## Activity:
The entries are to be output in full, word for word.

## Supplied records:
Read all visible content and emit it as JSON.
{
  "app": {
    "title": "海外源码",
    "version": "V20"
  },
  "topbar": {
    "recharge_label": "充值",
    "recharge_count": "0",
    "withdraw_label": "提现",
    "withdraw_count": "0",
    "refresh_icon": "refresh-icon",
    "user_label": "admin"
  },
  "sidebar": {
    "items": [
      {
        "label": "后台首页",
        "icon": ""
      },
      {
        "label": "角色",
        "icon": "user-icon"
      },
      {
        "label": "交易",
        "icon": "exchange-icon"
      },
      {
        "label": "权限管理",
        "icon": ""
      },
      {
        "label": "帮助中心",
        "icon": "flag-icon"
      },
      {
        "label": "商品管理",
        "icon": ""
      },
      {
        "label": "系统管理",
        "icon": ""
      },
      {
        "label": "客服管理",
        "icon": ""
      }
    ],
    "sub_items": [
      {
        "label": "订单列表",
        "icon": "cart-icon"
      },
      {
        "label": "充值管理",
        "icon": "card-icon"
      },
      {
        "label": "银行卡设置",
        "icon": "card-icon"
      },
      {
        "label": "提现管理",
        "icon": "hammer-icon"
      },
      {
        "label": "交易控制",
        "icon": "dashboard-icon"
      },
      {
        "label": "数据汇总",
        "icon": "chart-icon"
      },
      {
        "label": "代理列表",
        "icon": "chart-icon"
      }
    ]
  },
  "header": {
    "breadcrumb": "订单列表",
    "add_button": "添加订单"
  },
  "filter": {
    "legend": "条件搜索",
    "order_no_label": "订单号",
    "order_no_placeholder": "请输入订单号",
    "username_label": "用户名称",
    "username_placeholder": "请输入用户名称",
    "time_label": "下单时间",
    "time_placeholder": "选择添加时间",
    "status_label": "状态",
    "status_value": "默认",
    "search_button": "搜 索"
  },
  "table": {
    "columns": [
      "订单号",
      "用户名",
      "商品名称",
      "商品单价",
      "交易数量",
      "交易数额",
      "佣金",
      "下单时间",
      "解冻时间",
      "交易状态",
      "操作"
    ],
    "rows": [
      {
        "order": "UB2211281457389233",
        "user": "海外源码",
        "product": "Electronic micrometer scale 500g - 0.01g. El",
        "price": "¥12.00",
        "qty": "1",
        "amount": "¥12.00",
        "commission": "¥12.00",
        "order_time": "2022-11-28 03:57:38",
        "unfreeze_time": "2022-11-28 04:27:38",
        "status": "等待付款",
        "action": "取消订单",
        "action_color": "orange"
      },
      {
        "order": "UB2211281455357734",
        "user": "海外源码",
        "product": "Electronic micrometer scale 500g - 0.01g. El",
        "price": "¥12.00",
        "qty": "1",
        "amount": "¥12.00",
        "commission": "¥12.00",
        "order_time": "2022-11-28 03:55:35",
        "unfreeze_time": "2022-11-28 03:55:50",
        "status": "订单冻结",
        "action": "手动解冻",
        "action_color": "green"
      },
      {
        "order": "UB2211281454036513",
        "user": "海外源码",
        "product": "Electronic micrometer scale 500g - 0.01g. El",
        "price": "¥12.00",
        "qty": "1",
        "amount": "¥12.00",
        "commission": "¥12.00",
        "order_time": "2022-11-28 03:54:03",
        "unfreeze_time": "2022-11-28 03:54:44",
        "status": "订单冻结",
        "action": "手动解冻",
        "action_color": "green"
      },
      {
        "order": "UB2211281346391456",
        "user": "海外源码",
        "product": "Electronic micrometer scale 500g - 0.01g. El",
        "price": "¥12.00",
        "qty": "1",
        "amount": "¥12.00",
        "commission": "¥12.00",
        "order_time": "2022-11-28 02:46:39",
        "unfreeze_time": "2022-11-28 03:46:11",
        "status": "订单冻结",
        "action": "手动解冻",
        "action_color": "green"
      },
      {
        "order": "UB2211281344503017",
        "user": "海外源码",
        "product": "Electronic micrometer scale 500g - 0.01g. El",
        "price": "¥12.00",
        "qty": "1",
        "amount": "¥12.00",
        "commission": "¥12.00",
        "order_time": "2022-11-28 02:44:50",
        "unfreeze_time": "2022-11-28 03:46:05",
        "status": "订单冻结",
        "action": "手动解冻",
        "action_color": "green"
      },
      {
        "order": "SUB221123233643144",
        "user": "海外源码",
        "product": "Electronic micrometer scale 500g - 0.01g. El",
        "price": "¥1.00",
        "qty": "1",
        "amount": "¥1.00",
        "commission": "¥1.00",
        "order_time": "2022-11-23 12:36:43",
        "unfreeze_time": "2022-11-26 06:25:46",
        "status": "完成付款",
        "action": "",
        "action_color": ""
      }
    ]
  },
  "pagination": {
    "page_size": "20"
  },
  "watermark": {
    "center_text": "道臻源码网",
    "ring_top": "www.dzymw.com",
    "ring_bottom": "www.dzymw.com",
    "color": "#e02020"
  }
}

## Result for this task:
Read all visible content and emit it as JSON.
{
  "app": {
    "title": "海外源码",
    "version": "V20"
  },
  "topbar": {
    "recharge_label": "充值",
    "recharge_count": "0",
    "withdraw_label": "提现",
    "withdraw_count": "0",
    "refresh_icon": "refresh-icon",
    "user_label": "admin"
  },
  "sidebar": {
    "items": [
      {
        "label": "后台首页",
        "icon": ""
      },
      {
        "label": "角色",
        "icon": "user-icon"
      },
      {
        "label": "交易",
        "icon": "exchange-icon"
      },
      {
        "label": "权限管理",
        "icon": ""
      },
      {
        "label": "帮助中心",
        "icon": "flag-icon"
      },
      {
        "label": "商品管理",
        "icon": ""
      },
      {
        "label": "系统管理",
        "icon": ""
      },
      {
        "label": "客服管理",
        "icon": ""
      }
    ],
    "sub_items": [
      {
        "label": "订单列表",
        "icon": "cart-icon"
      },
      {
        "label": "充值管理",
        "icon": "card-icon"
      },
      {
        "label": "银行卡设置",
        "icon": "card-icon"
      },
      {
        "label": "提现管理",
        "icon": "hammer-icon"
      },
      {
        "label": "交易控制",
        "icon": "dashboard-icon"
      },
      {
        "label": "数据汇总",
        "icon": "chart-icon"
      },
      {
        "label": "代理列表",
        "icon": "chart-icon"
      }
    ]
  },
  "header": {
    "breadcrumb": "订单列表",
    "add_button": "添加订单"
  },
  "filter": {
    "legend": "条件搜索",
    "order_no_label": "订单号",
    "order_no_placeholder": "请输入订单号",
    "username_label": "用户名称",
    "username_placeholder": "请输入用户名称",
    "time_label": "下单时间",
    "time_placeholder": "选择添加时间",
    "status_label": "状态",
    "status_value": "默认",
    "search_button": "搜 索"
  },
  "table": {
    "columns": [
      "订单号",
      "用户名",
      "商品名称",
      "商品单价",
      "交易数量",
      "交易数额",
      "佣金",
      "下单时间",
      "解冻时间",
      "交易状态",
      "操作"
    ],
    "rows": [
      {
        "order": "UB2211281457389233",
        "user": "海外源码",
        "product": "Electronic micrometer scale 500g - 0.01g. El",
        "price": "¥12.00",
        "qty": "1",
        "amount": "¥12.00",
        "commission": "¥12.00",
        "order_time": "2022-11-28 03:57:38",
        "unfreeze_time": "2022-11-28 04:27:38",
        "status": "等待付款",
        "action": "取消订单",
        "action_color": "orange"
      },
      {
        "order": "UB2211281455357734",
        "user": "海外源码",
        "product": "Electronic micrometer scale 500g - 0.01g. El",
        "price": "¥12.00",
        "qty": "1",
        "amount": "¥12.00",
        "commission": "¥12.00",
        "order_time": "2022-11-28 03:55:35",
        "unfreeze_time": "2022-11-28 03:55:50",
        "status": "订单冻结",
        "action": "手动解冻",
        "action_color": "green"
      },
      {
        "order": "UB2211281454036513",
        "user": "海外源码",
        "product": "Electronic micrometer scale 500g - 0.01g. El",
        "price": "¥12.00",
        "qty": "1",
        "amount": "¥12.00",
        "commission": "¥12.00",
        "order_time": "2022-11-28 03:54:03",
        "unfreeze_time": "2022-11-28 03:54:44",
        "status": "订单冻结",
        "action": "手动解冻",
        "action_color": "green"
      },
      {
        "order": "UB2211281346391456",
        "user": "海外源码",
        "product": "Electronic micrometer scale 500g - 0.01g. El",
        "price": "¥12.00",
        "qty": "1",
        "amount": "¥12.00",
        "commission": "¥12.00",
        "order_time": "2022-11-28 02:46:39",
        "unfreeze_time": "2022-11-28 03:46:11",
        "status": "订单冻结",
        "action": "手动解冻",
        "action_color": "green"
      },
      {
        "order": "UB2211281344503017",
        "user": "海外源码",
        "product": "Electronic micrometer scale 500g - 0.01g. El",
        "price": "¥12.00",
        "qty": "1",
        "amount": "¥12.00",
        "commission": "¥12.00",
        "order_time": "2022-11-28 02:44:50",
        "unfreeze_time": "2022-11-28 03:46:05",
        "status": "订单冻结",
        "action": "手动解冻",
        "action_color": "green"
      },
      {
        "order": "SUB221123233643144",
        "user": "海外源码",
        "product": "Electronic micrometer scale 500g - 0.01g. El",
        "price": "¥1.00",
        "qty": "1",
        "amount": "¥1.00",
        "commission": "¥1.00",
        "order_time": "2022-11-23 12:36:43",
        "unfreeze_time": "2022-11-26 06:25:46",
        "status": "完成付款",
        "action": "",
        "action_color": ""
      }
    ]
  },
  "pagination": {
    "page_size": "20"
  },
  "watermark": {
    "center_text": "道臻源码网",
    "ring_top": "www.dzymw.com",
    "ring_bottom": "www.dzymw.com",
    "color": "#e02020"
  }
}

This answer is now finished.